WhatsApp users are being targeted by a new piece of malware software that tricks users into downloading a fake app, and then infects their contact list by mass forwarding a link to the app, without the user knowing anything about it.
According to Lukas Stefanko, a mobile security researcher, this malicious software in the form of a ‘worm virus’ is masquerading as an innocuous Huawei mobile app.
While WhatsApp finally called off the policy change and delayed it until May 2021, it has now issued a new advisory to ensure more users don’t leave the app.
Stefanko, in a YouTube video, explained that the Android worm enters your phone through a WhatsApp text message and uploads ‘Adwares’ (a virus that displays unwanted advertisements).
According to a report by Digital Information World, users usually receive a message from their contact number or an unknown number, asking them to click on a download link to win a free Huawei smartphone. As soon as they tap on the link, a phone pay app gets downloaded in the phone.
A fake Google Play Page will also be shown to make users think the message is not false. When you press the ‘set up’ button, the Android worm gets into your computer.
The app requests notification access. It then uses the ‘fast reply’ feature of WhatsApp to redirect the original connection to anyone who sends a message on that number instantly.
According to Stefanko, the worm virus also requests background running capabilities. If the request is granted, the worm can plant itself on sensitive information, such as credentials and documents.
Android worms use its ability to auto-reply to WhatsApp messages once an hour per contact. Once it is on the phone, it is hard to remove it from the device that has already been breached.
“This is a malicious app that tricks people into downloading it and it sends phishing messages through permissions granted by the Android operating system. We are reporting this to the domain provider, that the phishing service is being used, to take action and to be protected against this abuse,” a WhatsApp spokesperson was quoted by MailOnline.

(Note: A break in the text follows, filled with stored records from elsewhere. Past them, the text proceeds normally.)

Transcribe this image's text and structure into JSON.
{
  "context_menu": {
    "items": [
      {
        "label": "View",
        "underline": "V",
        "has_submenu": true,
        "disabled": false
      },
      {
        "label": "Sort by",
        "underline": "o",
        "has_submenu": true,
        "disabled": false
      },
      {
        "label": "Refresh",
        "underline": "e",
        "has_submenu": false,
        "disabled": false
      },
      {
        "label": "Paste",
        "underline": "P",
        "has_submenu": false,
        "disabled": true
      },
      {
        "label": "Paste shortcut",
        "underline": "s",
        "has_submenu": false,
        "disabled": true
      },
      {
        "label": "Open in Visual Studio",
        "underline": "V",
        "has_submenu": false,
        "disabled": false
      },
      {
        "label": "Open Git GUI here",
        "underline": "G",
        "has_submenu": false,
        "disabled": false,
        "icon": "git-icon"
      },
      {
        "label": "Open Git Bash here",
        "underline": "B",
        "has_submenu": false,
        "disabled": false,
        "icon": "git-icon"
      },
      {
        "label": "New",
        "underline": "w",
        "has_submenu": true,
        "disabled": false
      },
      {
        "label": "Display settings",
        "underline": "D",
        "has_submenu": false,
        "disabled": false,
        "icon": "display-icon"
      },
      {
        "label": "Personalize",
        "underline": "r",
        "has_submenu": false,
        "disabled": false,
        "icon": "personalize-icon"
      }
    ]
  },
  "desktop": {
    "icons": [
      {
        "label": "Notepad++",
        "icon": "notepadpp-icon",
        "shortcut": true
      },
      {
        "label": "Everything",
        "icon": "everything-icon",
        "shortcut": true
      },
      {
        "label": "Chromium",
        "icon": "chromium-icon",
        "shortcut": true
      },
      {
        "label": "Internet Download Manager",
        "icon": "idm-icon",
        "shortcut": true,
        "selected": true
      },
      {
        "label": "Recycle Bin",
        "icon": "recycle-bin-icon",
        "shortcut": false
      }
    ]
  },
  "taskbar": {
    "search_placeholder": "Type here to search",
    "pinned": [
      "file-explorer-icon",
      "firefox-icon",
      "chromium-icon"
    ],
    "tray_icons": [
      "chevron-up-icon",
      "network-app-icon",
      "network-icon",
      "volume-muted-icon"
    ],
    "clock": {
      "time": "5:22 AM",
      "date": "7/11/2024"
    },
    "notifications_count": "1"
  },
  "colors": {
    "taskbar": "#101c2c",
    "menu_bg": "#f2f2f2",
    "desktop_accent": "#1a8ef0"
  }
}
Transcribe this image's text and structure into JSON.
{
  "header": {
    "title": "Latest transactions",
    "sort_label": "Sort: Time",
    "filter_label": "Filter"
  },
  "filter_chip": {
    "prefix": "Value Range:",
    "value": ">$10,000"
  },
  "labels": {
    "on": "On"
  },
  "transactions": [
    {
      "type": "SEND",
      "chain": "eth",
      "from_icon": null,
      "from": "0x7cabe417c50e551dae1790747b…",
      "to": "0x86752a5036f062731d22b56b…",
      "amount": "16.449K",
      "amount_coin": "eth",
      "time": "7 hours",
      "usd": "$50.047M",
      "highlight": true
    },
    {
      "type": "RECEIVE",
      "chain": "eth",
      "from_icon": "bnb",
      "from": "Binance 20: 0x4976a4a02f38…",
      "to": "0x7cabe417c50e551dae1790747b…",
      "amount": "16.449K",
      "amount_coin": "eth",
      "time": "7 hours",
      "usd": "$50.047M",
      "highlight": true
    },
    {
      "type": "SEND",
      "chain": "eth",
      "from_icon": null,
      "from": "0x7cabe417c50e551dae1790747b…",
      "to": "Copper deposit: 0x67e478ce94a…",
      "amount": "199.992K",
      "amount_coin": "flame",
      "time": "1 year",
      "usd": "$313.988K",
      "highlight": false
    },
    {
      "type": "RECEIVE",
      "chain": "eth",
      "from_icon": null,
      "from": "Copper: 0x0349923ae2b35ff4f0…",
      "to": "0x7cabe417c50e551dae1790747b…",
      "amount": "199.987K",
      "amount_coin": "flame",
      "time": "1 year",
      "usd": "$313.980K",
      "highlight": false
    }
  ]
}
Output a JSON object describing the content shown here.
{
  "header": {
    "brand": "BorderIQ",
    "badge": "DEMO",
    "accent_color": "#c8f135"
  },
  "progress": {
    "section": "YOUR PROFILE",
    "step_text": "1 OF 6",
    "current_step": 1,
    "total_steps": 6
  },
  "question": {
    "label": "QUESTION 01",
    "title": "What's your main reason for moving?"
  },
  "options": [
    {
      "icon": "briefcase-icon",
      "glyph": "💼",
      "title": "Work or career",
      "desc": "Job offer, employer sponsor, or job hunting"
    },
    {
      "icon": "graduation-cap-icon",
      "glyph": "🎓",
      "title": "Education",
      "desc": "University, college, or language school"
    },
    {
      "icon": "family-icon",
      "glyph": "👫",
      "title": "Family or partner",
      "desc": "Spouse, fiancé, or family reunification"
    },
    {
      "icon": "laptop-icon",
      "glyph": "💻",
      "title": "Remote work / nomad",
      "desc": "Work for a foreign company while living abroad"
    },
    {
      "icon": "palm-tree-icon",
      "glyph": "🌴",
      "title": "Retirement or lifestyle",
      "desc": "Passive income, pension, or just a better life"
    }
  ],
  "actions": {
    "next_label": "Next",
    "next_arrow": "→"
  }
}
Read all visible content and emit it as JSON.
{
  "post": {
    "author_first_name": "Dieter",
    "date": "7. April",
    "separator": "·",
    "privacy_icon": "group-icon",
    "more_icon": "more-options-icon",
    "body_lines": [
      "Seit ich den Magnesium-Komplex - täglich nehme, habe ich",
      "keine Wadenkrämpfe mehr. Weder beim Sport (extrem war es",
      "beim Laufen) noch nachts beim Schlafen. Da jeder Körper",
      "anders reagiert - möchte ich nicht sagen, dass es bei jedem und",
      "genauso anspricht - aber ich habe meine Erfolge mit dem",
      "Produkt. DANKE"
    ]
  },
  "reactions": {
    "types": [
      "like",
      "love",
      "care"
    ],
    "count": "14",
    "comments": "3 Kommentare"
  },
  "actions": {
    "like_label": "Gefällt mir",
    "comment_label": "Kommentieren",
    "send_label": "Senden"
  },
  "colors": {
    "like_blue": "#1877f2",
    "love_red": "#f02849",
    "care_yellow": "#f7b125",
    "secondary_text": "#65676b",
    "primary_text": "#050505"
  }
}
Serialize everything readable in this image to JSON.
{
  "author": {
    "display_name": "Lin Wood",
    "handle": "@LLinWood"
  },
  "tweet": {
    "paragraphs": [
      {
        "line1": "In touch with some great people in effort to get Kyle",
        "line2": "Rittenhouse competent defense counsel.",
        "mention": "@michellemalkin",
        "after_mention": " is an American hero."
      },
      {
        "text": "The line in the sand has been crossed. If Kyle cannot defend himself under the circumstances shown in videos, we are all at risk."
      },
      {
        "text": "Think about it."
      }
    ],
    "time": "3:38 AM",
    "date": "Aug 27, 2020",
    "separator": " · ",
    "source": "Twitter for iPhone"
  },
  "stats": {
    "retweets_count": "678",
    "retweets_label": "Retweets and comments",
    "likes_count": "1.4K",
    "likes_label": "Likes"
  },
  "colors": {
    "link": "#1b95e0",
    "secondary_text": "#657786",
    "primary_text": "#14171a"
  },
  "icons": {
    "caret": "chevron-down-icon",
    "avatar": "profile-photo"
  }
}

“We strongly encourage people to not install apps from untrusted sources and to never tap on unusual or suspicious links. We also encourage people to report messages like this as soon as possible, so that we can take action,” the WhatsApp spokesperson further said